An evaluation of the benefits of swimming pools for the hearing and ear health status of young Indigenous Australians: a whole-of-population study across multiple remote Indigenous communities.

Adelaide: School of Medicine, Faculty of Health Sciences, Flinders University

This document reports on a study to investigate whether the use of swimming pools by school-age Indigenous children in remote semi-arid communities in central Australia results in the reduction and possible prevention of conductive hearing loss related to otitis media (OM) in these children.

Between 2009 - 2011, multiple clinical assessments of ear health and hearing - including Ear, nose and throat (ENT) diagnoses - were conducted on 813 school age children, which allow comparison of the results for children living in the four Anangu communities with a swimming pool compared to those living in the six communities without a pool. Many children were assessed on multiple occasions with 46% of the children being assessed on at least three of the possible six occasions over the three year study period (2107 child assessments in total).

The study's results demonstrate that access to swimming pools does not result in improvement in any of three principal measured indices of hearing or ear health. Additionally, in relation to the policy of 'no school, no pool', there is no evidence that access to a swimming pool results in improved school attendance. Further, results show previously undescribed seasonal differences in the prevalence of eardrum perforations in these Indigenous populations.
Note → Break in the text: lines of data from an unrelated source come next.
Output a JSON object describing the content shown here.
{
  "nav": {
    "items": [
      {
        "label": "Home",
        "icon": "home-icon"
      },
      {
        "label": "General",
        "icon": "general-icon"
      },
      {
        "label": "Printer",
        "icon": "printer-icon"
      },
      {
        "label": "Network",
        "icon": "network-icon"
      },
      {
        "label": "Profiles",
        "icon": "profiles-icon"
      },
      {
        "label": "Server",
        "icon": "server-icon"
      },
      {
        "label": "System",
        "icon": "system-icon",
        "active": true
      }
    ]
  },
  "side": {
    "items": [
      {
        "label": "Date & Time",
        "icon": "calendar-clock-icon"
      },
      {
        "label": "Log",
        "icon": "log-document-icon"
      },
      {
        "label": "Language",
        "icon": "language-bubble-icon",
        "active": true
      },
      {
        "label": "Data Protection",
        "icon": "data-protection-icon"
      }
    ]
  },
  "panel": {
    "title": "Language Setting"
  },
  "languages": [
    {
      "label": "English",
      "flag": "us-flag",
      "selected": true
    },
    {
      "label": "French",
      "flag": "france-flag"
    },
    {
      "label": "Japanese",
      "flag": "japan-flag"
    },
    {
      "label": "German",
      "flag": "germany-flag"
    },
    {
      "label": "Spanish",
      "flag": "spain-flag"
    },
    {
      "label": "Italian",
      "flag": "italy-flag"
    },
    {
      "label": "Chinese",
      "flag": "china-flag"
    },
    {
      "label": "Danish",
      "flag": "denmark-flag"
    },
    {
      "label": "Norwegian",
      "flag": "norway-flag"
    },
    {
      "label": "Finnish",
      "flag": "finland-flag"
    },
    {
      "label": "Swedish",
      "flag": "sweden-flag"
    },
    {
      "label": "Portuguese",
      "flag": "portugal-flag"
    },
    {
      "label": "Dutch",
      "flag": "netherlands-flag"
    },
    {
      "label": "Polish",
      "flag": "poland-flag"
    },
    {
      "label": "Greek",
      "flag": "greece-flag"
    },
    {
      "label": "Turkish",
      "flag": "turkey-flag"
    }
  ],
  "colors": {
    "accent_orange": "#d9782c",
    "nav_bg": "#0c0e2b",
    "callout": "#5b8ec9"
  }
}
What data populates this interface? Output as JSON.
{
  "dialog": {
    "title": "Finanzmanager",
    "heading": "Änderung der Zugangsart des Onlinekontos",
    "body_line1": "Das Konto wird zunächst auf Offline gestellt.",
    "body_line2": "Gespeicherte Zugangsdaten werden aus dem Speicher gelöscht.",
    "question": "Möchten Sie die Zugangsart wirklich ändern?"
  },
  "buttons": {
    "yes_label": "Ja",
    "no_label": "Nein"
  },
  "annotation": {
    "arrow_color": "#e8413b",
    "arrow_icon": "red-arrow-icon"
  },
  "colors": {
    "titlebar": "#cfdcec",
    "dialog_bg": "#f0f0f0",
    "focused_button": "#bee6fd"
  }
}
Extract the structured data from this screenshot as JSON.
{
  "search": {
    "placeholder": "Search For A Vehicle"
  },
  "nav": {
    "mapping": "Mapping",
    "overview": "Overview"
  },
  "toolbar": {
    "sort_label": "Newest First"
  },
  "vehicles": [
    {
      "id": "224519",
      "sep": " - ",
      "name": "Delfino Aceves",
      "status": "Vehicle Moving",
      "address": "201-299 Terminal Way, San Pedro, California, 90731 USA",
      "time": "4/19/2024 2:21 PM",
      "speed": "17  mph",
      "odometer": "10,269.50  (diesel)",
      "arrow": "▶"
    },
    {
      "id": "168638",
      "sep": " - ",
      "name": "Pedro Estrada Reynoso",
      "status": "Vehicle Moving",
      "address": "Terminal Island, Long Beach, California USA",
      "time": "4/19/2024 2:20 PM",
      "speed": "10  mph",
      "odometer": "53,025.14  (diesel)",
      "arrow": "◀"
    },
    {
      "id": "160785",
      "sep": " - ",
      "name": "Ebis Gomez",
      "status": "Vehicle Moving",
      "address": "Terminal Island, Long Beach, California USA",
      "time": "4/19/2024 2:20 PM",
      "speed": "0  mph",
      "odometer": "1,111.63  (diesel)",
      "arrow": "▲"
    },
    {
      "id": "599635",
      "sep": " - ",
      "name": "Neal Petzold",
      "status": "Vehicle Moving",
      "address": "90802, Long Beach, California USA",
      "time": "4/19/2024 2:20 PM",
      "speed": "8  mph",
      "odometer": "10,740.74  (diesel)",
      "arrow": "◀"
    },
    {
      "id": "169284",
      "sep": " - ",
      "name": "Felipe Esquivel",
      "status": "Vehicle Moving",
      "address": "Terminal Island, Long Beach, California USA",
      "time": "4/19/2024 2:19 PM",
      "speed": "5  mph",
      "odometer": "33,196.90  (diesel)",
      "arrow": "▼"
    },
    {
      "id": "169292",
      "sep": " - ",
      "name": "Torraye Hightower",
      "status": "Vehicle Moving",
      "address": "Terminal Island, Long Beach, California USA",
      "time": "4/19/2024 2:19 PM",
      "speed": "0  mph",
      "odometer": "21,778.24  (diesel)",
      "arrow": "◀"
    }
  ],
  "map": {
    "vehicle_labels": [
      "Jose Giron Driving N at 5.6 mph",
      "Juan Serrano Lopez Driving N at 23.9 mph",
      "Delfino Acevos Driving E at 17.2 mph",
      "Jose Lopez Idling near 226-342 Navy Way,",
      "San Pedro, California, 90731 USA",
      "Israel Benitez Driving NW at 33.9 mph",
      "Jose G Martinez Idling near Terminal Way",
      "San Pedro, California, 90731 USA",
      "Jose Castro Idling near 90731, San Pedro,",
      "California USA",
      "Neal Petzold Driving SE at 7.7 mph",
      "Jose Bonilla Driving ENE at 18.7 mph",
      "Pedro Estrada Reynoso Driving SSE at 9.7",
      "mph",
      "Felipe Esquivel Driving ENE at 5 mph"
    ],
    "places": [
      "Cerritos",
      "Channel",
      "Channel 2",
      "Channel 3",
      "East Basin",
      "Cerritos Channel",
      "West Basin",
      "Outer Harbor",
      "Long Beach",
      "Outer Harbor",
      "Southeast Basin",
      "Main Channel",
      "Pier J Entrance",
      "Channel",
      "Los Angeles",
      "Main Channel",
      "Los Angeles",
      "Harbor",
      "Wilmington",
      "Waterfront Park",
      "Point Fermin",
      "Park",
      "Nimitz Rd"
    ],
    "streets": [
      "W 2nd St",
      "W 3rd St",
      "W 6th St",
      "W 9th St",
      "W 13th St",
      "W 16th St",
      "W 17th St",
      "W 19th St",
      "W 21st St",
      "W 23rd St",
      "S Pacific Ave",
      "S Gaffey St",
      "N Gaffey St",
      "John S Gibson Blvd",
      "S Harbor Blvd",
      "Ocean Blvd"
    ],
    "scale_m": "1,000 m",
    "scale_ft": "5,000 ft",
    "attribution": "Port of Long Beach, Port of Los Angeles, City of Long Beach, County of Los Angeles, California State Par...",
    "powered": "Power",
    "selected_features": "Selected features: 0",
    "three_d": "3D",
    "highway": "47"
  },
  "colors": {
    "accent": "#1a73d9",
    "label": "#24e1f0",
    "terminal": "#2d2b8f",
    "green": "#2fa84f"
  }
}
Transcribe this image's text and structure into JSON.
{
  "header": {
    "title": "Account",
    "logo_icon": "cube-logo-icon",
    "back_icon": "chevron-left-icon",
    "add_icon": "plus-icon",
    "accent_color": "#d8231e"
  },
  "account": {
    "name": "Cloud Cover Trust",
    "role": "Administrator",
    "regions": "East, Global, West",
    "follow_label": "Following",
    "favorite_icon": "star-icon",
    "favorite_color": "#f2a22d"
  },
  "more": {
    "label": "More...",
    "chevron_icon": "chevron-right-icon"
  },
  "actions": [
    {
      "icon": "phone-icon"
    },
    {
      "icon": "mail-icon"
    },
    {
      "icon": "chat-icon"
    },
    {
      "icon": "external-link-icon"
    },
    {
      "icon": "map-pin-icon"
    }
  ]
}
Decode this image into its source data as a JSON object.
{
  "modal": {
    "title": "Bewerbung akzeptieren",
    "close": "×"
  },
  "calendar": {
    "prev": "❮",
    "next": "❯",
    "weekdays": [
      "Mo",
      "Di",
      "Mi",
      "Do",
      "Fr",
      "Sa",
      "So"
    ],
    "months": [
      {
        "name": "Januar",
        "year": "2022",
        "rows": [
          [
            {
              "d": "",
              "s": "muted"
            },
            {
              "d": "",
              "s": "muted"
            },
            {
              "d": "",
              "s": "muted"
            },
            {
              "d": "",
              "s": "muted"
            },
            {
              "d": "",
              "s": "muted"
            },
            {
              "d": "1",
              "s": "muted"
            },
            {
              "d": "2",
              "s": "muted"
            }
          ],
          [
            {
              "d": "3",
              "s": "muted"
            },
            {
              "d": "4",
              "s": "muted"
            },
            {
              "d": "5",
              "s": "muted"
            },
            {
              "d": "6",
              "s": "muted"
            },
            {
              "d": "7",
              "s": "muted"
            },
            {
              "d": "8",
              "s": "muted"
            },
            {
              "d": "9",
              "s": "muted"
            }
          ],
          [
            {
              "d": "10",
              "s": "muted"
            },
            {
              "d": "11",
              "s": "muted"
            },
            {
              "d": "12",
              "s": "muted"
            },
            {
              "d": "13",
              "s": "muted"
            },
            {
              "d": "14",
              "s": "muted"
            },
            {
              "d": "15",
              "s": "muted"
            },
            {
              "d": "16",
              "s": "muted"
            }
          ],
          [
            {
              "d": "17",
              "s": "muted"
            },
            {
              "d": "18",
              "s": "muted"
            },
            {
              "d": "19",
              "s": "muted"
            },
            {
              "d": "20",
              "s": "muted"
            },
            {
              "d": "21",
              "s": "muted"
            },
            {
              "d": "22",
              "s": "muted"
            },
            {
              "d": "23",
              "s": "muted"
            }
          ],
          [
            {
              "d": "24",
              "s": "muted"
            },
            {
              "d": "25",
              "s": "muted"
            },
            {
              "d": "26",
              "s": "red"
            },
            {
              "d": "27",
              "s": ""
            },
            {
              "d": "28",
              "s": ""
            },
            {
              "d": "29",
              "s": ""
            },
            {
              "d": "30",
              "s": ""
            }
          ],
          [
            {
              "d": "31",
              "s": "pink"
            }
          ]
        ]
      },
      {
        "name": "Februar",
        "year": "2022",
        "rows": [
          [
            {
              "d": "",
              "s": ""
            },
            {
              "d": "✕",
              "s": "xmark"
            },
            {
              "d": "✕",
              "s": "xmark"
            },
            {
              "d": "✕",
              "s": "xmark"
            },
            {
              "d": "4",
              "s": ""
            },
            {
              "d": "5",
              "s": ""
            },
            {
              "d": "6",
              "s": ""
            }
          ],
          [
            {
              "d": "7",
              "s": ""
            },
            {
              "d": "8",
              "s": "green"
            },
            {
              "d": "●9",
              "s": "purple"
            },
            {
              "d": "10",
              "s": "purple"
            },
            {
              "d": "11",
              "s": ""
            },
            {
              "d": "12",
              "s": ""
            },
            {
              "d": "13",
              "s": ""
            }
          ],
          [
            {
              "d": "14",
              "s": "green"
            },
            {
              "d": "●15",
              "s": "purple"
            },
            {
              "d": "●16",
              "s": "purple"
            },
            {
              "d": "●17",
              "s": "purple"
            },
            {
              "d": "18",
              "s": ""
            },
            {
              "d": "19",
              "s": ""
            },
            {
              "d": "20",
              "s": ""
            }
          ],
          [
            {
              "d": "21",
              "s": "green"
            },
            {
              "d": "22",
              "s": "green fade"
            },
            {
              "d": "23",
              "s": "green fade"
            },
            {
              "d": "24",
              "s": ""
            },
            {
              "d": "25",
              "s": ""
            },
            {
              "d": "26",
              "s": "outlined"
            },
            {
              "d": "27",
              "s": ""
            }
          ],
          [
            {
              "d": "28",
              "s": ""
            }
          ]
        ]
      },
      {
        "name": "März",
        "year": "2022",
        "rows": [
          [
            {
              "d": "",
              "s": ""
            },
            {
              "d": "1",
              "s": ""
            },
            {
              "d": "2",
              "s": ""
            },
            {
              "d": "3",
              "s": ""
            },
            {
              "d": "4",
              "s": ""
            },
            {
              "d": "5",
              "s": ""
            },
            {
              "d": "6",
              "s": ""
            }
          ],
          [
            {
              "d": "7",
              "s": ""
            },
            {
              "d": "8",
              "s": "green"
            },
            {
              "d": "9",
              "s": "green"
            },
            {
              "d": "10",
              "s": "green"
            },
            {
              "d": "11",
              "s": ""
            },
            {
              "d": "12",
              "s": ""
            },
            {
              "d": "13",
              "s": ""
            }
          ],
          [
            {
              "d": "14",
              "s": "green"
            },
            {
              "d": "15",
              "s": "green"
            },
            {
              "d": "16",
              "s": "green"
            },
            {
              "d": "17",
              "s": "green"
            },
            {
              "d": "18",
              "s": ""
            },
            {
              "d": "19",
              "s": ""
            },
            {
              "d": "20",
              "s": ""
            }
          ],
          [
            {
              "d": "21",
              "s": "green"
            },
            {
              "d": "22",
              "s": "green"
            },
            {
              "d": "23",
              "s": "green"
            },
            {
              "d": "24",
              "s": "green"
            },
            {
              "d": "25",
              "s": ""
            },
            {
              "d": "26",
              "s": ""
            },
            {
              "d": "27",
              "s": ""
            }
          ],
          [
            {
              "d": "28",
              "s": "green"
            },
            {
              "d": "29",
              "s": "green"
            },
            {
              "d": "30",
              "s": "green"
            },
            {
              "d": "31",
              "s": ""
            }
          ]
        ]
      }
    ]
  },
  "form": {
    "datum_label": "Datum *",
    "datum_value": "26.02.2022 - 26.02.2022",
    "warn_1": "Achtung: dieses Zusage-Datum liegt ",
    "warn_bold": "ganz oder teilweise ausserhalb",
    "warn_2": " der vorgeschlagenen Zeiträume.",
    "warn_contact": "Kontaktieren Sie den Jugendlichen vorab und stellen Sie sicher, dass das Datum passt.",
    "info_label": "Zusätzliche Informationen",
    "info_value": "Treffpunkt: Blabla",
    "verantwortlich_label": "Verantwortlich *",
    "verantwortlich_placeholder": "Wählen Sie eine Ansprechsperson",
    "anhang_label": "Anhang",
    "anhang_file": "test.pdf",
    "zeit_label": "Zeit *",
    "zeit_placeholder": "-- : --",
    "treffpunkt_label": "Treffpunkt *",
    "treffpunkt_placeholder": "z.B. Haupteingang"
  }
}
Other results show significant associations between dry eardrum perforation and hearing loss and age.

This research report was funded by the Hearing Loss Prevention Program of the Department of Health and Ageing and conducted by Flinders University and its collaborating partner, the Anangu Education Service of the South Australian (SA) Department of Education and Child Development.

Abstract adapted from Flinders University

Simmons K, Rotumah V, Cookson M, Grigg D (2012)

Child hearing health coordinators tackle ear and hearing health in the NT.

The Chronicle; 23(1): 22-23

2011

Howard D, Fasoli L, McLaren S, Wunungmurra A (2011)

Dangerous listening: the exposure of Indigenous people to excessive noise.

Aboriginal and Islander Health Worker Journal; 35(1): 3-8

New South Wales Health Promotion Division (2011)

Aboriginal ear health program guidelines.

Sydney: New South Wales Ministry of Health

Sun W, Monck R, Forrest M, Gilchrist B, Stokes A , Mahony A, Douglas C , Jeffries‐Stokes C, Lannigan F, Lehmann D, Bega Garbirringu Health Service , Ngunytju Tjitji Pirni  (2011)

Pina palya, pina kulilku (good ears, good learning).

Paper presented at the 11th National Rural Health Conference. 3-16 March 2011, Perth Convention Centre

 
Last updated: 14 February 2017
 
Return to top
spacing
general box

Contribute

Share your information » Give us feedback » Sign our guestbook »
spacing
spacing
 

Tell us
what you
think of the
new homepage